      As far as bodywork goes, I need to revisit some of the weld repairs to clean them up and fix some noticeable pinholes (yay!) Then it's a layer of Metal-to-metal on the weld joints. The roof and the rest of the interior need to be stripped and readied for primer. I'm hoping to be at the end of serious metal replacement on the body shell.

      I have the rear deck lid to try and do some serious rust repair. If I can't get it done the way I want it, I'll get a Dynacorn lid or look for an original in good condition. The fenders have a couple of patches. The hood is from a 67 and needs the "FORD" holes in the front filled. Doors are good.

      It may be very possible that by the end of the year, I'll be going in the other direction and be done with repairs on the body as a whole.

      As in all things, time will tell.

    2. That seems pretty close to being done with bodywork to me. I still have a list as long as my leg, and I swear it just keeps getting bigger. :)

  4. Absolutely FANTASTIC work there Dennis! That 'ol girl is looking mighty fine indeed! If you haven't sprayed the PPG products, you are in for a treat. They are top shelf and very user friendly. I pretty much shoot the PPG Deltron line of products exclusively and can't say enough about the quality AND (often more importantly) the customer service when you need it.

    1. Well Sven, I don't know if I'd call it "fantastic". It's done about the best way I could muster. Hopefully it will look OK with paint on it.

      I'm still searching for a distributor of PPG paint in Indy. The two I checked out were a bust. One doesn't carry it any more and the other place had no one at the counter. After 10 minutes I said, "forget it" and left. I've used Dupont Chromabase system before and it worked well, but they don't have an epoxy primer to seal the body. I may buy it on line. BTW, what's the coverage on DP? Will a gallon be enough? Thanks.

  5. Not bad Dennis! What a before and after shot!!!

    Hey, I just took a trip into the basement as I thought I had a spare 67/68 OEM decklid for a fastback down there. Seems I do. Not sure if it is much better than yours though. The outer surface seems fairly solid except for some bubbling in the lower left hand corner. Trouble areas are on both corners on the inside surface. I can take some photos if you are interested.
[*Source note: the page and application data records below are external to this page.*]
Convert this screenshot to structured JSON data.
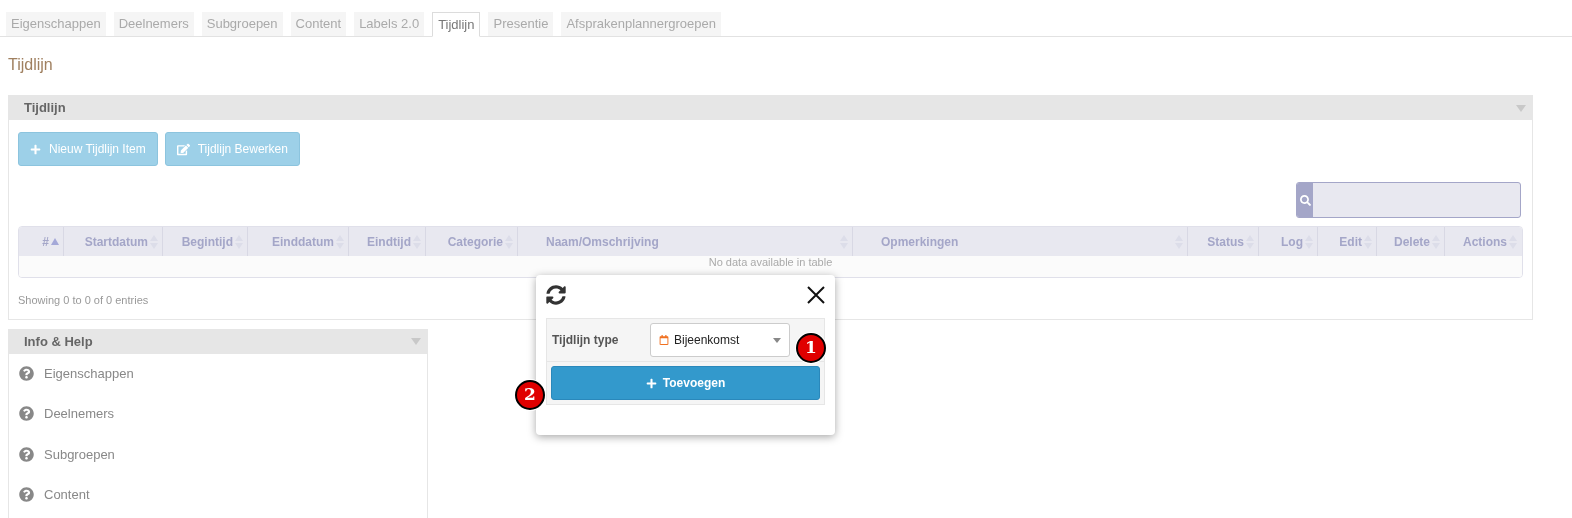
{
  "tabs": [
    {
      "label": "Eigenschappen",
      "selected": false
    },
    {
      "label": "Deelnemers",
      "selected": false
    },
    {
      "label": "Subgroepen",
      "selected": false
    },
    {
      "label": "Content",
      "selected": false
    },
    {
      "label": "Labels 2.0",
      "selected": false
    },
    {
      "label": "Tijdlijn",
      "selected": true
    },
    {
      "label": "Presentie",
      "selected": false
    },
    {
      "label": "Afsprakenplannergroepen",
      "selected": false
    }
  ],
  "page_title": "Tijdlijn",
  "timeline_panel": {
    "title": "Tijdlijn",
    "buttons": [
      {
        "label": "Nieuw Tijdlijn Item",
        "kind": "add"
      },
      {
        "label": "Tijdlijn Bewerken",
        "kind": "edit"
      }
    ],
    "table": {
      "columns": [
        {
          "label": "#",
          "sorted": true
        },
        {
          "label": "Startdatum",
          "sorted": false
        },
        {
          "label": "Begintijd",
          "sorted": false
        },
        {
          "label": "Einddatum",
          "sorted": false
        },
        {
          "label": "Eindtijd",
          "sorted": false
        },
        {
          "label": "Categorie",
          "sorted": false
        },
        {
          "label": "Naam/Omschrijving",
          "sorted": false
        },
        {
          "label": "Opmerkingen",
          "sorted": false
        },
        {
          "label": "Status",
          "sorted": false
        },
        {
          "label": "Log",
          "sorted": false
        },
        {
          "label": "Edit",
          "sorted": false
        },
        {
          "label": "Delete",
          "sorted": false
        },
        {
          "label": "Actions",
          "sorted": false
        }
      ],
      "empty_message": "No data available in table"
    },
    "info": "Showing 0 to 0 of 0 entries"
  },
  "help_panel": {
    "title": "Info & Help",
    "items": [
      "Eigenschappen",
      "Deelnemers",
      "Subgroepen",
      "Content"
    ]
  },
  "popup": {
    "field_label": "Tijdlijn type",
    "select_value": "Bijeenkomst",
    "button": "Toevoegen",
    "markers": [
      "1",
      "2"
    ]
  }
}
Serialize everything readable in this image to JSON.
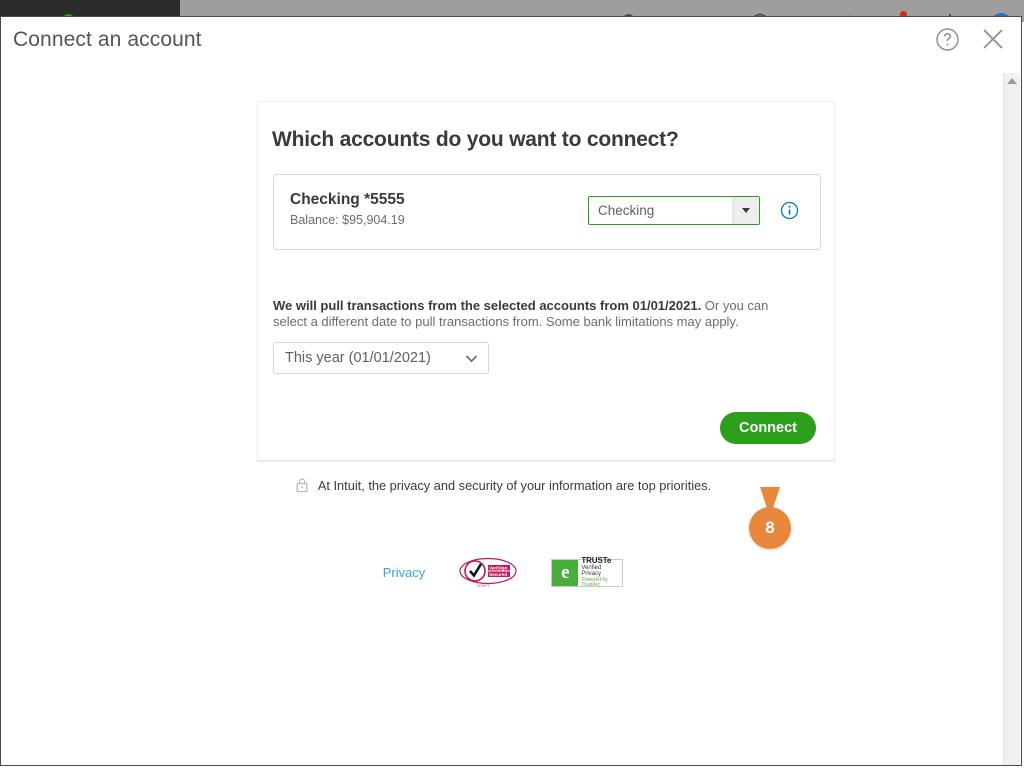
{
  "app_chrome": {
    "icons": [
      "search-icon",
      "help-icon",
      "notifications-bell-icon",
      "settings-gear-icon",
      "user-avatar"
    ]
  },
  "modal": {
    "title": "Connect an account",
    "help_icon": "help-circle-icon",
    "close_icon": "close-icon"
  },
  "card": {
    "heading": "Which accounts do you want to connect?",
    "accounts": [
      {
        "name": "Checking *5555",
        "balance": "Balance: $95,904.19",
        "account_type": "Checking",
        "info_icon": "info-circle-icon"
      }
    ],
    "date_note": {
      "bold": "We will pull transactions from the selected accounts from 01/01/2021.",
      "rest": " Or you can select a different date to pull transactions from. Some bank limitations may apply."
    },
    "date_range_value": "This year (01/01/2021)",
    "connect_label": "Connect"
  },
  "callout": {
    "step_number": "8"
  },
  "footer": {
    "lock_icon": "lock-icon",
    "note": "At Intuit, the privacy and security of your information are top priorities.",
    "privacy_link": "Privacy",
    "verisign": {
      "line1": "VeriSign",
      "line2": "Secured",
      "line3": "VERIFY"
    },
    "truste": {
      "logo_letter": "e",
      "line1": "TRUSTe",
      "line2": "Verified Privacy",
      "line3": "Powered by TrustArc"
    }
  },
  "colors": {
    "brand_green": "#2ca01c",
    "link_blue": "#3aa2e0",
    "info_blue": "#0077c5",
    "callout_orange": "#e8873b",
    "text_dark": "#393a3d",
    "text_muted": "#6b6c72"
  }
}
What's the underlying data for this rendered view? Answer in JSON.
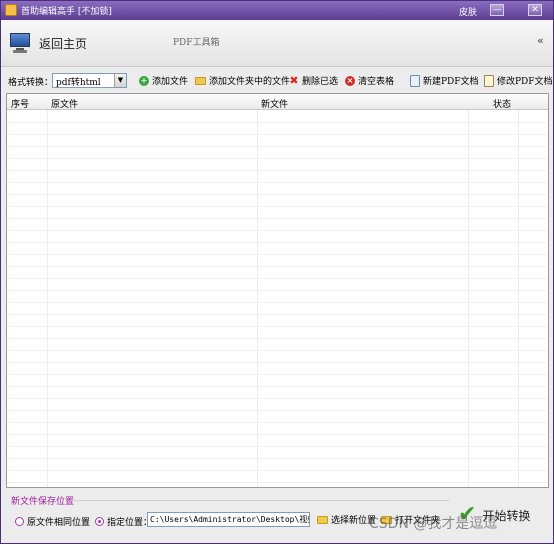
{
  "window": {
    "title": "首助编辑高手 [不加锁]",
    "skin_label": "皮肤",
    "minimize_glyph": "—",
    "close_glyph": "✕"
  },
  "header": {
    "home_label": "返回主页",
    "tool_title": "PDF工具箱",
    "collapse_glyph": "«",
    "home_icon": "monitor-icon"
  },
  "toolbar": {
    "format_label": "格式转换：",
    "format_value": "pdf转html",
    "add_file": "添加文件",
    "add_folder_files": "添加文件夹中的文件",
    "delete_selected": "删除已选",
    "clear_table": "清空表格",
    "new_pdf": "新建PDF文档",
    "edit_pdf": "修改PDF文档"
  },
  "table": {
    "columns": [
      "序号",
      "原文件",
      "新文件",
      "状态"
    ],
    "rows": []
  },
  "save": {
    "section_label": "新文件保存位置",
    "option_same": "原文件相同位置",
    "option_custom": "指定位置：",
    "selected": "custom",
    "path_value": "C:\\Users\\Administrator\\Desktop\\视频剪辑\\",
    "choose_location": "选择新位置",
    "open_folder": "打开文件夹",
    "start_label": "开始转换"
  },
  "watermark": "CSDN @我才是逗逗",
  "colors": {
    "titlebar": "#5b3d92",
    "accent_purple": "#a020a0",
    "start_check": "#3b9b2a"
  }
}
Price is right - just the cost of shipping it. It's been down there for 20 years and will be there for another 20. I'd rather see it go to a good home than sit there gathering dust. Thanks!

    Great story on how I got these. Used to live in Ft Worth - very close to the Pate swap meet. On the last day of the meet I was heading back to the truck and came across this guy who had a hood and decklid for a 67/68. Hood had an ugly hole cut out of it for some miserable looking scoop. He said for $10 I could have them both so he didn't have to take them back home. Only problem - my truck was 3 miles away in a field. My wife carried the decklid, I carried the hood. My arms are still 4 inches longer since that day. :) :)


    1. RJ, Thanks for the offer on the deck lid. I'm not sure what shipping would be but maybe yours is in better shape than mine. Mine has rust on the inside as well, but a bad place in one of the support ribs and rust on the outside. If you want to shoot some pictures to me, send them to deo1929@gmail.com with the cost to package and ship. It doesn't hurt to look and thanks again for the offer!!

  6. Looks great! Are you going to seal the metal with something like POR-15 to prevent rust?

    1. I've had really good success with Eastwood's "Fast Etch" on the bare metal. It gives the metal a phosphate coating and protects it from flash rust. I've had parts sitting around for 6 months with no flash rust forming. It wipes off easily with acetone. After the wipe down, I plan on using "metal-to-metal" filler on the weld joints to smooth them out. Then I'll apply the seam sealer before primer.

      I'm going to use PPG DP-74 epoxy primer on the entire body. It's red oxide in color and is great at rust prevention. Plus, it will emulate the original color of the interior and underside...not that I'm building a Concours 100 point Mustang, but I want it looking original as possible.

      At least that's the plan for the moment.